[Component data from apps and pages]
_ _ _ _ _ _ _
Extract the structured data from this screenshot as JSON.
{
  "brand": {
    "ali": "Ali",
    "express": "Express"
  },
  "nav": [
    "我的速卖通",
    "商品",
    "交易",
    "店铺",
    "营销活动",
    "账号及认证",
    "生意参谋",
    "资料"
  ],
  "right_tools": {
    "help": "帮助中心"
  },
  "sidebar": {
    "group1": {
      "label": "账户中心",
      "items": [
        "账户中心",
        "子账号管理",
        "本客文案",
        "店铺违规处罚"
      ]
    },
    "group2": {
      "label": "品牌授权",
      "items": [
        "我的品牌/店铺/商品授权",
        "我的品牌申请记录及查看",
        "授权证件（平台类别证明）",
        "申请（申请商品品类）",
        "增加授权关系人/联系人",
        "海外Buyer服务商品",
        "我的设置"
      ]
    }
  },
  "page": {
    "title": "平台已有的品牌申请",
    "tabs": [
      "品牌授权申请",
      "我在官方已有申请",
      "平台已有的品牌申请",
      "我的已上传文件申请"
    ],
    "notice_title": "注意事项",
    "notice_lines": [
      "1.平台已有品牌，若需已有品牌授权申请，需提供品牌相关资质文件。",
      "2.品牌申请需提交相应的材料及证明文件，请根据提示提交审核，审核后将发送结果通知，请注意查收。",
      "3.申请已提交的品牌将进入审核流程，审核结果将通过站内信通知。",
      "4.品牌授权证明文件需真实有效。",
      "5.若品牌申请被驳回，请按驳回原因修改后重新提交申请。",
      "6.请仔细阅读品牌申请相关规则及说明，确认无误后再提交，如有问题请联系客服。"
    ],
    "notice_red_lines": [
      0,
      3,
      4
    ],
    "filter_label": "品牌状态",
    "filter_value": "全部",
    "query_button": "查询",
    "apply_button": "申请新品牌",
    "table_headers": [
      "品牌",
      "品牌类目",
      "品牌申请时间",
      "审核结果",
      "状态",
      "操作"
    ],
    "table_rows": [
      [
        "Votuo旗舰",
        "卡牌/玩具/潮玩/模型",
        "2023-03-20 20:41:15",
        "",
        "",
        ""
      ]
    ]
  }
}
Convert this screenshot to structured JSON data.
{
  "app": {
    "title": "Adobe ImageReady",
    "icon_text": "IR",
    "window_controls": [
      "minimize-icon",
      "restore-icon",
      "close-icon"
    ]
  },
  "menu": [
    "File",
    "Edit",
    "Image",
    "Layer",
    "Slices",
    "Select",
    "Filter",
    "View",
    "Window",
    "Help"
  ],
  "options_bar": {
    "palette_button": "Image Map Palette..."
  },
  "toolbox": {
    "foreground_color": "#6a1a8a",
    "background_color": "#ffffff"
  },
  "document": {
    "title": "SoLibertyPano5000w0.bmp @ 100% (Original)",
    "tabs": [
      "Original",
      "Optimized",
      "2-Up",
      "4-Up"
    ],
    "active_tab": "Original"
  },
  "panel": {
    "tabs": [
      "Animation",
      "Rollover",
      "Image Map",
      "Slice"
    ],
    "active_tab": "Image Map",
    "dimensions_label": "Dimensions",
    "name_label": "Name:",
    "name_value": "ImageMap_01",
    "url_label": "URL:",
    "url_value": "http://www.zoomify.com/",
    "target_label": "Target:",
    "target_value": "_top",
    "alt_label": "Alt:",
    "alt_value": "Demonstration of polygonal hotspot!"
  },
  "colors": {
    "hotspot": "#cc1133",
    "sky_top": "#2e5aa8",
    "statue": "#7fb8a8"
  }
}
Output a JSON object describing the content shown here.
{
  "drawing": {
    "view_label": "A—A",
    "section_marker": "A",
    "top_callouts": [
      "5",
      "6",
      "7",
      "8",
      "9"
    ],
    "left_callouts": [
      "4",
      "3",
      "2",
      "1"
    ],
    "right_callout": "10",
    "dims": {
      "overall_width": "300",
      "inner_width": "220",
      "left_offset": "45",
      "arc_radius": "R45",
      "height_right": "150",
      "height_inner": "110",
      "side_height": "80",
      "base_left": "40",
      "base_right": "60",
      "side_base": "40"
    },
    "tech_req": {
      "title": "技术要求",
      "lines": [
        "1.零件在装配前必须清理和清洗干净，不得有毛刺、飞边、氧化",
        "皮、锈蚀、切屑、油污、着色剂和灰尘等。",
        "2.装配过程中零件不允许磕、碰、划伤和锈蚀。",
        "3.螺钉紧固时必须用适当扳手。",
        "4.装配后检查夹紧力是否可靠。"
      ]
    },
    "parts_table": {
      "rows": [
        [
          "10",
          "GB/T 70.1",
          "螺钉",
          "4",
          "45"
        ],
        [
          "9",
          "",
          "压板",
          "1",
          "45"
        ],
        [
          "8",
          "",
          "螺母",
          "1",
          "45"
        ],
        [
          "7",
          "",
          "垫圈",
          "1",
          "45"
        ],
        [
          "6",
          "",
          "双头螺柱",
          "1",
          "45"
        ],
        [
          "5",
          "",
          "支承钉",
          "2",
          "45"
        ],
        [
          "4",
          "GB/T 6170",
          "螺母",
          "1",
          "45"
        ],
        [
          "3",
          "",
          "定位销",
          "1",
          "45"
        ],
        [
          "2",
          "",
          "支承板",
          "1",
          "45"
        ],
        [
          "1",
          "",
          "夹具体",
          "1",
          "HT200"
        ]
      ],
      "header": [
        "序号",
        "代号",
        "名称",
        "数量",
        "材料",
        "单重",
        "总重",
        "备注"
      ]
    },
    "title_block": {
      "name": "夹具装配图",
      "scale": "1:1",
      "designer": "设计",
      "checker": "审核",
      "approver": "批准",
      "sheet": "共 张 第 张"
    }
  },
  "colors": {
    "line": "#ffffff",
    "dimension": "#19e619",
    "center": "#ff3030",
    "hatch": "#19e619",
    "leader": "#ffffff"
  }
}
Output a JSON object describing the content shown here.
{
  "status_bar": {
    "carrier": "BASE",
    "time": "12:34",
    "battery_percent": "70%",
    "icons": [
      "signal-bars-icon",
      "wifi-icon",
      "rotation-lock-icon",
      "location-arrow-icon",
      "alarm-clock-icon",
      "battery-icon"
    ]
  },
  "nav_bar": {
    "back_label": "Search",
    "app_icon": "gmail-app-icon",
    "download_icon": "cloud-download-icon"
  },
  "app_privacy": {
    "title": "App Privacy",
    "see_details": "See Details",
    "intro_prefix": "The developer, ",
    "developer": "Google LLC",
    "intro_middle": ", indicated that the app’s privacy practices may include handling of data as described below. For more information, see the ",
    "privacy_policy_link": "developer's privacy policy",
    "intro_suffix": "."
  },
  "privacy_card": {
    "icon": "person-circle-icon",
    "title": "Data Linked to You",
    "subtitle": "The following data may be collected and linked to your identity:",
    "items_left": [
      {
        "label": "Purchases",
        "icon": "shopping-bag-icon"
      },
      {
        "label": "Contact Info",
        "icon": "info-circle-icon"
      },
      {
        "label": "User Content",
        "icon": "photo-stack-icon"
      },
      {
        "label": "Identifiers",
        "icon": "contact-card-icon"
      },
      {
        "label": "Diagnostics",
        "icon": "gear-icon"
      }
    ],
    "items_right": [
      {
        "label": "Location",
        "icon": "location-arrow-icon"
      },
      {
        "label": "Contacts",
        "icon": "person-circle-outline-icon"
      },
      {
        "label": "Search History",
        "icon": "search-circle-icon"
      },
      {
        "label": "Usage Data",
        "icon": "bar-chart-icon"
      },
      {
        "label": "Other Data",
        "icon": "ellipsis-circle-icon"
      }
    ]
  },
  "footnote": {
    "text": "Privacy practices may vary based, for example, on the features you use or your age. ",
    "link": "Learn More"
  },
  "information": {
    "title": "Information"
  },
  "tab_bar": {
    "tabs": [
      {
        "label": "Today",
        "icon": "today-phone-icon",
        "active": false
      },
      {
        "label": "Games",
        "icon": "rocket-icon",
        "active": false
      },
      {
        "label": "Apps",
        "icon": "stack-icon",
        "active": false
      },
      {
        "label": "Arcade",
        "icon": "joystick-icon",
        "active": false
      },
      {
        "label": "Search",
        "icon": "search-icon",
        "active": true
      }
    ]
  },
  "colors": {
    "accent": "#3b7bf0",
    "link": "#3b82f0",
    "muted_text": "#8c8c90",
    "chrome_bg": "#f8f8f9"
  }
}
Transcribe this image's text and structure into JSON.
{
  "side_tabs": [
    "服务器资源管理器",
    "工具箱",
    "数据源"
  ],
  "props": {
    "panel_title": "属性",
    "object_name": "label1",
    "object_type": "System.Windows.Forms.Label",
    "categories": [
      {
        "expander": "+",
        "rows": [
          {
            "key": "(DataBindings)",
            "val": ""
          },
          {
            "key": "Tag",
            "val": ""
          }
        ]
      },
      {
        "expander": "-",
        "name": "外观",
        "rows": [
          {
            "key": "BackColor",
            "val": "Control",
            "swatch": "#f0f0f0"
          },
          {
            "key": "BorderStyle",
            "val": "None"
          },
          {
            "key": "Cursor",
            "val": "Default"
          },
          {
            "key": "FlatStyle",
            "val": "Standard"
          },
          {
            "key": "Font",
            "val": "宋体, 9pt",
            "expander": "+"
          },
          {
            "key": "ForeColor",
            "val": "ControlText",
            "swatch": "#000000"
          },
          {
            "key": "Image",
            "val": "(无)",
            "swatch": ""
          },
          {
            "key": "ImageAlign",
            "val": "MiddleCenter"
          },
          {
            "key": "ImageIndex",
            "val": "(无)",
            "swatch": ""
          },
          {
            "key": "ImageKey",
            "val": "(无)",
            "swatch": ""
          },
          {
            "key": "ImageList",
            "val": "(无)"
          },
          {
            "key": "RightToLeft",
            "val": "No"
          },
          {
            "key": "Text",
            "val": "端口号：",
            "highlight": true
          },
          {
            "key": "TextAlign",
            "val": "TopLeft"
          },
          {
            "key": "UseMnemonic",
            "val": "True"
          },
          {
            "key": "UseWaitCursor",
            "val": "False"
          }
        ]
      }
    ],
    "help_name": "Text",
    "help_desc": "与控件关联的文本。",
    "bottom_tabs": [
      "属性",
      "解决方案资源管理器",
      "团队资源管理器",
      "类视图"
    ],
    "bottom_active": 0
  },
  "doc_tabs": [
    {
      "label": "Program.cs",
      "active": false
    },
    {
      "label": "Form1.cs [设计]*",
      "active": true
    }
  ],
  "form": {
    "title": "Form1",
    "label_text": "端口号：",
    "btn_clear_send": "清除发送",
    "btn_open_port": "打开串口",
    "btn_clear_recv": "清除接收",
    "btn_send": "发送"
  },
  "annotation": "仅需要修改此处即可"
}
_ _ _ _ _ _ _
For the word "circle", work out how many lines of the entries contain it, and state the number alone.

5